What the task asks
Where the string "this" appears in a line of the data, show that line.
*** Source information Section Begins ***
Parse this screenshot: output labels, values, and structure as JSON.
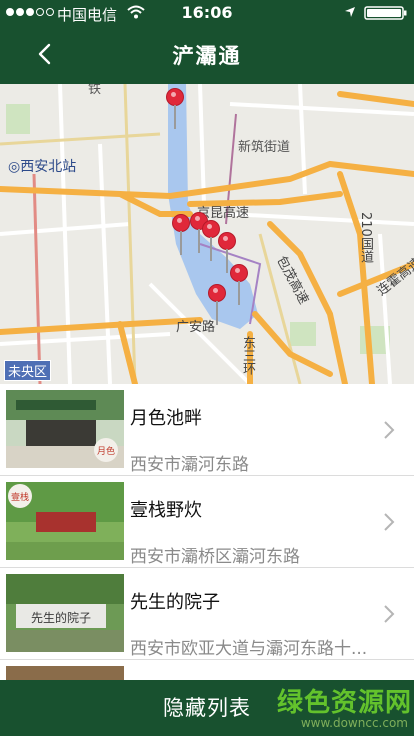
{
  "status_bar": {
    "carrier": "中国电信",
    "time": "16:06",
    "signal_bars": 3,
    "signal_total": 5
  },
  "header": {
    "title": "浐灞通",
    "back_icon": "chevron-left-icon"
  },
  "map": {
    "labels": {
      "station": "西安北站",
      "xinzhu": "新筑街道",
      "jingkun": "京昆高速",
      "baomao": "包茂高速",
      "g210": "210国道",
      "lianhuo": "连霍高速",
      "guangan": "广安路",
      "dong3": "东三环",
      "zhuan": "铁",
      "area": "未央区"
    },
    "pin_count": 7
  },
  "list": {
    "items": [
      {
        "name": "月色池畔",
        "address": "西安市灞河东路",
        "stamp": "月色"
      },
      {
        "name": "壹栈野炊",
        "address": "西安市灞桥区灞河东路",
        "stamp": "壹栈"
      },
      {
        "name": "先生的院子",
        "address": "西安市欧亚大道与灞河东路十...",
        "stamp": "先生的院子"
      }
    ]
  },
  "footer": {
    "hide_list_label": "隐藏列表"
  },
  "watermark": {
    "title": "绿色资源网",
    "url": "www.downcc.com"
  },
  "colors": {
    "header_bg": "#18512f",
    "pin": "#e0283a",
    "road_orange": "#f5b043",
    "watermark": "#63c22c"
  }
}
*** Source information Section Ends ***
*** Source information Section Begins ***
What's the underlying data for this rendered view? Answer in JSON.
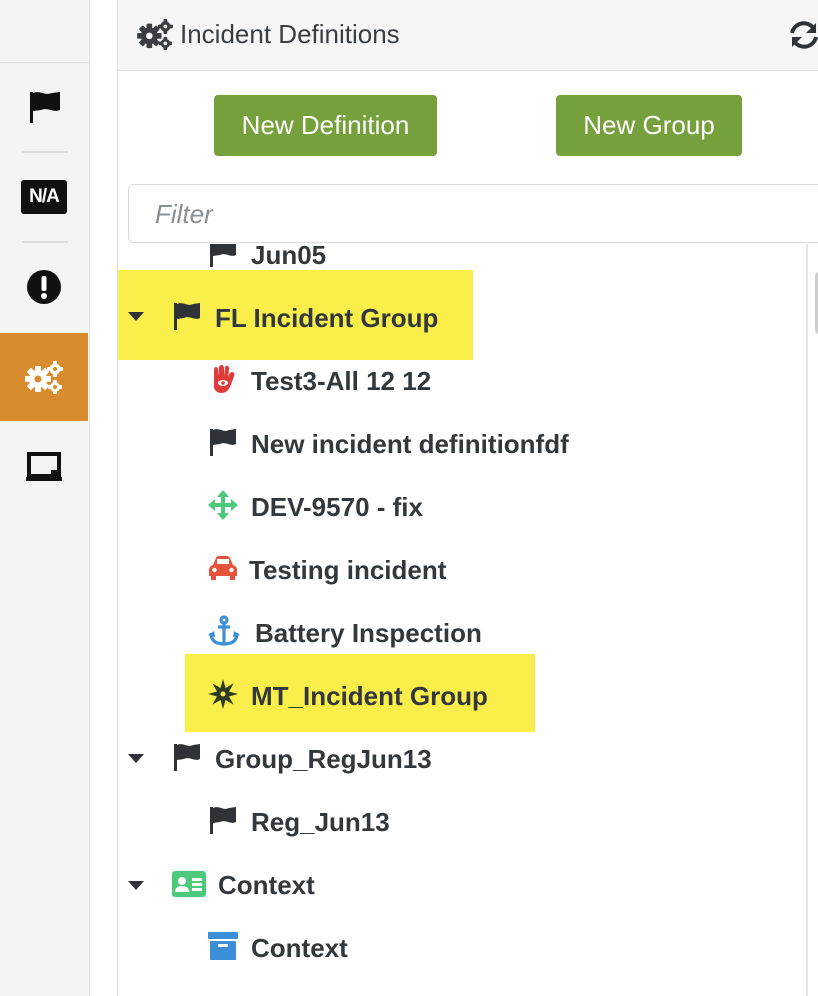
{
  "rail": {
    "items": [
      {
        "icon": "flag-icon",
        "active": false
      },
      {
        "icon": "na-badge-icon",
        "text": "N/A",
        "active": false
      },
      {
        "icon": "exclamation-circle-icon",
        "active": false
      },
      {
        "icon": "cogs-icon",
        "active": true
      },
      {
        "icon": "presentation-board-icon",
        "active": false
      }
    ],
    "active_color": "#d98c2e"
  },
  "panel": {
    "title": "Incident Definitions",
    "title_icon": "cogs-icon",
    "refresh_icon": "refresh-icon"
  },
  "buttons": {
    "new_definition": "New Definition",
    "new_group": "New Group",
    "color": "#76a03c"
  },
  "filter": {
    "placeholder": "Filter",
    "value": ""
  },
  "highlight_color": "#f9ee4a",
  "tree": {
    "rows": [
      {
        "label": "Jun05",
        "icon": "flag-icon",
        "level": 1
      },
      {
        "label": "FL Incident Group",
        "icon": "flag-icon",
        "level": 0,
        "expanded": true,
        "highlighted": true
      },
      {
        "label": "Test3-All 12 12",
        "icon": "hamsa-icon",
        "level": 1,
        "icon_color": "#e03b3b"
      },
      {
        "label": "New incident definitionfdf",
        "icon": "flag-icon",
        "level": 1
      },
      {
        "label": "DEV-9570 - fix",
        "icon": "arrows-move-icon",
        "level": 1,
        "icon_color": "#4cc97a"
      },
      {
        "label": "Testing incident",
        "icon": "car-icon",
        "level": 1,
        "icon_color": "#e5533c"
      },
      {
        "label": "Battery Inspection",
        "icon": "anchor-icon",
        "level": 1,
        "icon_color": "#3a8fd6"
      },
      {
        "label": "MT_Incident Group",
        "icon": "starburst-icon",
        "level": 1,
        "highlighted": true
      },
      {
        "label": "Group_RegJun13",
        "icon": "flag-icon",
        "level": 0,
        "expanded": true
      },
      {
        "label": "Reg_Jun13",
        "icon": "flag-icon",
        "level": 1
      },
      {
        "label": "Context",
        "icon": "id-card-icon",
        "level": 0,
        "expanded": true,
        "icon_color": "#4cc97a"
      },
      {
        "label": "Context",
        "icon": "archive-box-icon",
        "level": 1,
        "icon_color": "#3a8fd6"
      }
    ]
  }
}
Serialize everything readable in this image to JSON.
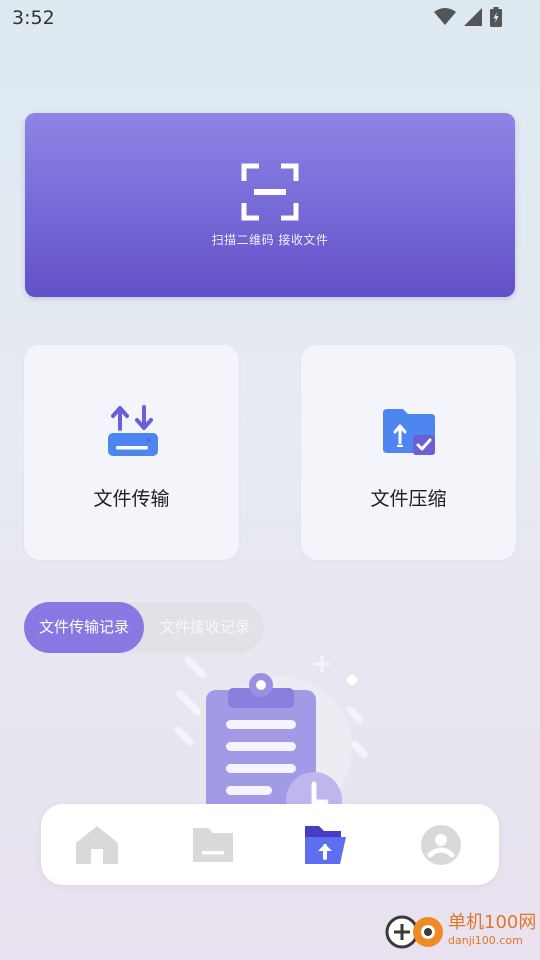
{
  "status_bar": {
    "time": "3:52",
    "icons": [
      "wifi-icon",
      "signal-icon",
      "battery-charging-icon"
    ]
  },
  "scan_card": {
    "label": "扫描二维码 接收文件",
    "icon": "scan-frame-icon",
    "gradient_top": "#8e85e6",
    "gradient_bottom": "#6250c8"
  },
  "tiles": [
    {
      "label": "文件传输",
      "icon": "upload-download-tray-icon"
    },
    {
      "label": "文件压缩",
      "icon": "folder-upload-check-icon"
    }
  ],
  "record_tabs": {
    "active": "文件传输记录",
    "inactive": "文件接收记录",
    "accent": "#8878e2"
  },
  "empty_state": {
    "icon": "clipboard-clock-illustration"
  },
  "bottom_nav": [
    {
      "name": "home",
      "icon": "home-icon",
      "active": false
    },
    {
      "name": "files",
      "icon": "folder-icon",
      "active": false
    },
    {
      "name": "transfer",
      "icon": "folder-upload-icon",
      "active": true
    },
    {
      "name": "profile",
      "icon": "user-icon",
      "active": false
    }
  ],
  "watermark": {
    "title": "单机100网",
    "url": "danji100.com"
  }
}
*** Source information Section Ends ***
The answer
Parse this screenshot: output labels, values, and structure as JSON.
What's the underlying data for this rendered view? Answer in JSON.
Serialize everything readable in this image to JSON.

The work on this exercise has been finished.